In the early days of the Christian community, the Greek word for church signified a coming together of people for a specific Christian purpose. Ekklesia captured the true sense of church, meaning at its root to be "called" together or the "called out" people. It defined a fellowship of Christian believers who had answered the call to follow in the way of Jesus Christ.
Jesus himself had told his disciples that they should go "into all the world" Mark 16:15. to do the good works he had taught them. They were to take an active part in their communities, showing themselves to be living testaments to all the good that they had witnessed Jesus do for humanity. This meant spreading the gospel everywhere and bringing spiritual healing to those who were sick in body or in mind.
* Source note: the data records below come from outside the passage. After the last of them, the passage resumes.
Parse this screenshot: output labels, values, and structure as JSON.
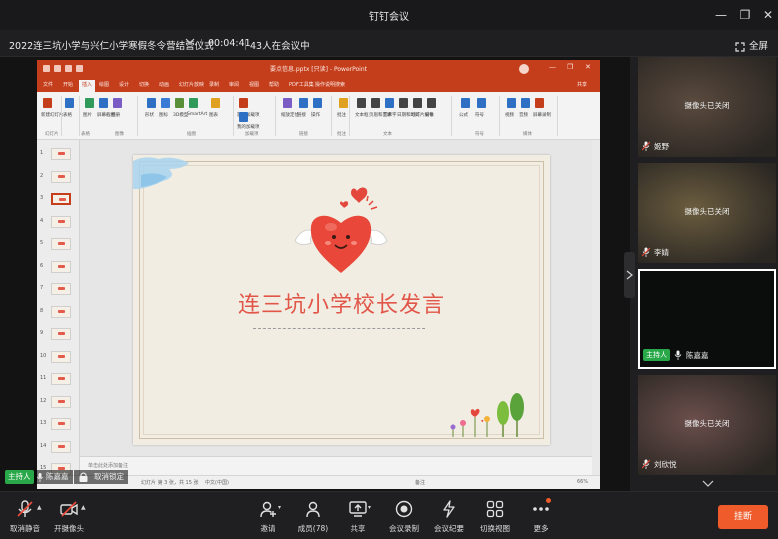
{
  "window": {
    "title": "钉钉会议",
    "controls": [
      "—",
      "❐",
      "✕"
    ]
  },
  "meeting": {
    "title": "2022连三坑小学与兴仁小学寒假冬令营结营仪式",
    "timer": "00:04:41",
    "participants_text": "43人在会议中",
    "fullscreen_label": "全屏"
  },
  "ppt": {
    "title": "要点信息.pptx [只读] - PowerPoint",
    "search": "操作说明搜索",
    "tabs": [
      "文件",
      "开始",
      "插入",
      "绘图",
      "设计",
      "切换",
      "动画",
      "幻灯片放映",
      "录制",
      "审阅",
      "视图",
      "帮助",
      "PDF工具集",
      "操作说明搜索"
    ],
    "share_label": "共享",
    "ribbon_items": [
      "新建幻灯片",
      "表格",
      "图片",
      "屏幕截图",
      "相册",
      "形状",
      "图标",
      "3D模型",
      "SmartArt",
      "图表",
      "获取加载项",
      "我的加载项",
      "缩放定位",
      "链接",
      "操作",
      "批注",
      "文本框",
      "页眉和页脚",
      "艺术字",
      "日期和时间",
      "幻灯片编号",
      "对象",
      "公式",
      "符号",
      "视频",
      "音频",
      "屏幕录制"
    ],
    "ribbon_groups": [
      "幻灯片",
      "表格",
      "图像",
      "插图",
      "加载项",
      "链接",
      "批注",
      "文本",
      "符号",
      "媒体"
    ],
    "slide_title": "连三坑小学校长发言",
    "notes_placeholder": "单击此处添加备注",
    "status_left": "幻灯片 第 3 张，共 15 张",
    "status_lang": "中文(中国)",
    "status_notes": "备注",
    "status_zoom": "66%",
    "thumbnail_numbers": [
      "1",
      "2",
      "3",
      "4",
      "5",
      "6",
      "7",
      "8",
      "9",
      "10",
      "11",
      "12",
      "13",
      "14",
      "15"
    ]
  },
  "share_overlay": {
    "host_tag": "主持人",
    "host_name": "陈嘉嘉",
    "lock_label": "取消锁定"
  },
  "participants": [
    {
      "name": "姬野",
      "status": "摄像头已关闭",
      "bg": "#5a4a3e"
    },
    {
      "name": "李婧",
      "status": "摄像头已关闭",
      "bg": "#6b5d3f"
    },
    {
      "name": "陈嘉嘉",
      "status": "",
      "host_tag": "主持人",
      "bg": "#0b0c0c"
    },
    {
      "name": "刘欣悦",
      "status": "摄像头已关闭",
      "bg": "#6b4f4c"
    }
  ],
  "toolbar": {
    "mute": "取消静音",
    "camera": "开摄像头",
    "invite": "邀请",
    "members": "成员(78)",
    "share": "共享",
    "record": "会议录制",
    "minutes": "会议纪要",
    "switch_view": "切换视图",
    "more": "更多",
    "hangup": "挂断"
  },
  "colors": {
    "ppt_accent": "#c43e1c",
    "host_green": "#29a84a",
    "hangup_orange": "#ef5b2a",
    "slide_title_red": "#e2564a"
  }
}
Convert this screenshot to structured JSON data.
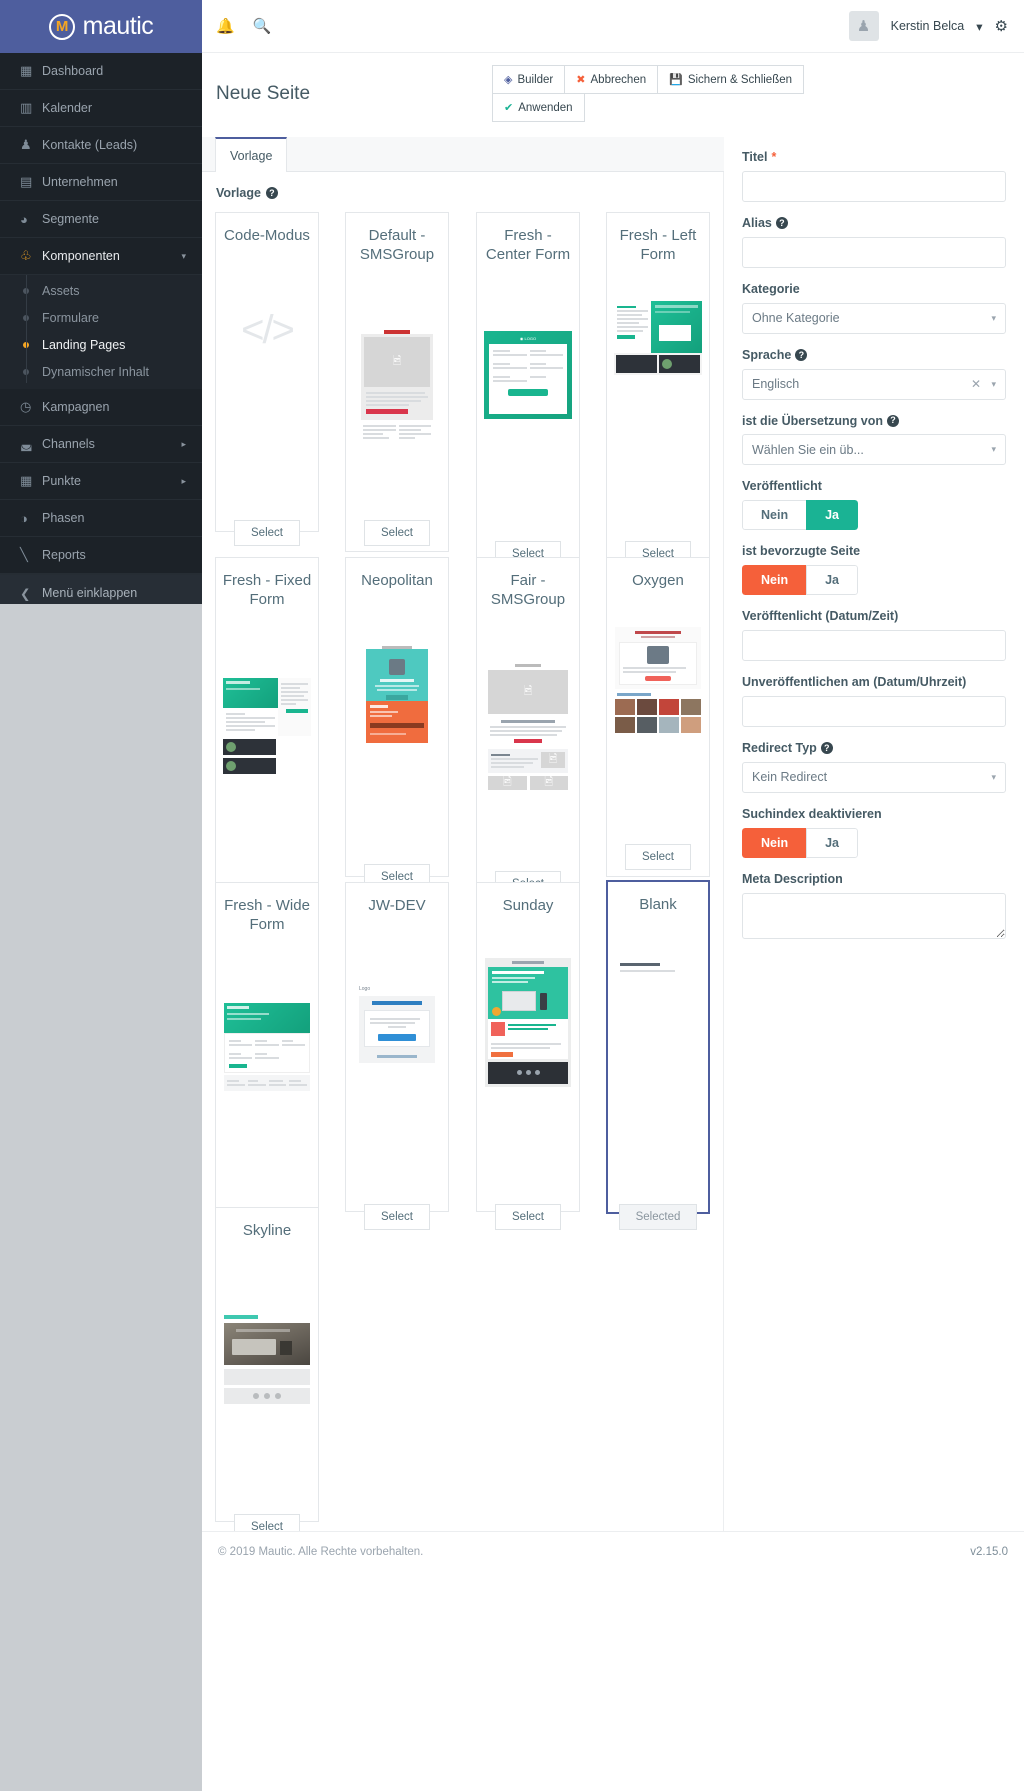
{
  "brand": {
    "name": "mautic",
    "logo_letter": "M"
  },
  "topbar": {
    "bell_icon": "bell-icon",
    "search_icon": "search-icon",
    "user_name": "Kerstin Belca",
    "gear_icon": "gear-icon",
    "avatar_icon": "user-avatar-icon",
    "caret": "▾"
  },
  "sidebar": {
    "items": [
      {
        "label": "Dashboard",
        "icon": "grid-icon",
        "glyph": "▦"
      },
      {
        "label": "Kalender",
        "icon": "calendar-icon",
        "glyph": "▤"
      },
      {
        "label": "Kontakte (Leads)",
        "icon": "person-icon",
        "glyph": "👤"
      },
      {
        "label": "Unternehmen",
        "icon": "building-icon",
        "glyph": "🏢"
      },
      {
        "label": "Segmente",
        "icon": "pie-chart-icon",
        "glyph": "◕"
      },
      {
        "label": "Komponenten",
        "icon": "puzzle-icon",
        "glyph": "🧩",
        "expanded": true,
        "caret": "▾"
      },
      {
        "label": "Kampagnen",
        "icon": "clock-icon",
        "glyph": "◴"
      },
      {
        "label": "Channels",
        "icon": "rss-icon",
        "glyph": "≫",
        "caret": "▸"
      },
      {
        "label": "Punkte",
        "icon": "table-icon",
        "glyph": "▦",
        "caret": "▸"
      },
      {
        "label": "Phasen",
        "icon": "gauge-icon",
        "glyph": "◑"
      },
      {
        "label": "Reports",
        "icon": "chart-icon",
        "glyph": "📈"
      }
    ],
    "subitems": [
      {
        "label": "Assets",
        "active": false
      },
      {
        "label": "Formulare",
        "active": false
      },
      {
        "label": "Landing Pages",
        "active": true
      },
      {
        "label": "Dynamischer Inhalt",
        "active": false
      }
    ],
    "collapse": {
      "label": "Menü einklappen",
      "icon": "chevron-left-icon",
      "glyph": "❮"
    }
  },
  "page": {
    "title": "Neue Seite",
    "buttons": [
      {
        "label": "Builder",
        "icon": "cube-icon",
        "glyph": "◈"
      },
      {
        "label": "Abbrechen",
        "icon": "close-icon",
        "glyph": "✖"
      },
      {
        "label": "Sichern & Schließen",
        "icon": "save-icon",
        "glyph": "▤"
      },
      {
        "label": "Anwenden",
        "icon": "check-icon",
        "glyph": "✔"
      }
    ],
    "tab": {
      "label": "Vorlage"
    },
    "section_label": "Vorlage",
    "help_glyph": "?"
  },
  "templates": {
    "select_label": "Select",
    "selected_label": "Selected",
    "items": [
      {
        "name": "Code-Modus",
        "thumb": "code",
        "selected": false
      },
      {
        "name": "Default - SMSGroup",
        "thumb": "default-sms",
        "selected": false
      },
      {
        "name": "Fresh - Center Form",
        "thumb": "fresh-center",
        "selected": false
      },
      {
        "name": "Fresh - Left Form",
        "thumb": "fresh-left",
        "selected": false
      },
      {
        "name": "Fresh - Fixed Form",
        "thumb": "fresh-fixed",
        "selected": false
      },
      {
        "name": "Neopolitan",
        "thumb": "neopolitan",
        "selected": false
      },
      {
        "name": "Fair - SMSGroup",
        "thumb": "fair-sms",
        "selected": false
      },
      {
        "name": "Oxygen",
        "thumb": "oxygen",
        "selected": false
      },
      {
        "name": "Fresh - Wide Form",
        "thumb": "fresh-wide",
        "selected": false
      },
      {
        "name": "JW-DEV",
        "thumb": "jwdev",
        "selected": false
      },
      {
        "name": "Sunday",
        "thumb": "sunday",
        "selected": false
      },
      {
        "name": "Blank",
        "thumb": "blank",
        "selected": true
      },
      {
        "name": "Skyline",
        "thumb": "skyline",
        "selected": false
      }
    ]
  },
  "form": {
    "title": {
      "label": "Titel",
      "required_mark": "*",
      "value": "",
      "placeholder": ""
    },
    "alias": {
      "label": "Alias",
      "help": "?",
      "value": "",
      "placeholder": ""
    },
    "kategorie": {
      "label": "Kategorie",
      "value": "Ohne Kategorie",
      "arrow": "▾"
    },
    "sprache": {
      "label": "Sprache",
      "help": "?",
      "value": "Englisch",
      "clear": "✕",
      "arrow": "▾"
    },
    "uebersetzung": {
      "label": "ist die Übersetzung von",
      "help": "?",
      "value": "Wählen Sie ein üb...",
      "arrow": "▾"
    },
    "veroeffentlicht": {
      "label": "Veröffentlicht",
      "off_label": "Nein",
      "on_label": "Ja",
      "state": "Ja"
    },
    "bevorzugte": {
      "label": "ist bevorzugte Seite",
      "off_label": "Nein",
      "on_label": "Ja",
      "state": "Nein"
    },
    "publish_date": {
      "label": "Veröfftenlicht (Datum/Zeit)",
      "value": "",
      "placeholder": ""
    },
    "unpublish_date": {
      "label": "Unveröffentlichen am (Datum/Uhrzeit)",
      "value": "",
      "placeholder": ""
    },
    "redirect": {
      "label": "Redirect Typ",
      "help": "?",
      "value": "Kein Redirect",
      "arrow": "▾"
    },
    "suchindex": {
      "label": "Suchindex deaktivieren",
      "off_label": "Nein",
      "on_label": "Ja",
      "state": "Nein"
    },
    "meta": {
      "label": "Meta Description",
      "value": "",
      "placeholder": ""
    }
  },
  "footer": {
    "copyright": "© 2019 Mautic. Alle Rechte vorbehalten.",
    "version": "v2.15.0"
  },
  "colors": {
    "brand_blue": "#4e5e9e",
    "sidebar_dark": "#1c2228",
    "accent_orange": "#f5a623",
    "success_green": "#1ab394",
    "danger_red": "#f5603a"
  }
}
This gospel—or good news that God's kingdom was closer than anyone could ever imagine—would change the hearts of men and women and, in turn, the world. As Peter, John, Paul, and other early Christians took the message of Christ's teachings and healing ministry throughout ancient Judea and the Mediterranean coast, the early Christian church grew town by town and city by city—in Corinth, Ephesus, Philippi, Colosse, Lystra, Derbe, Damascus, Antioch, and even Rome. It was as though the people were just waiting to receive this message of love and to know the healing presence of God in their lives.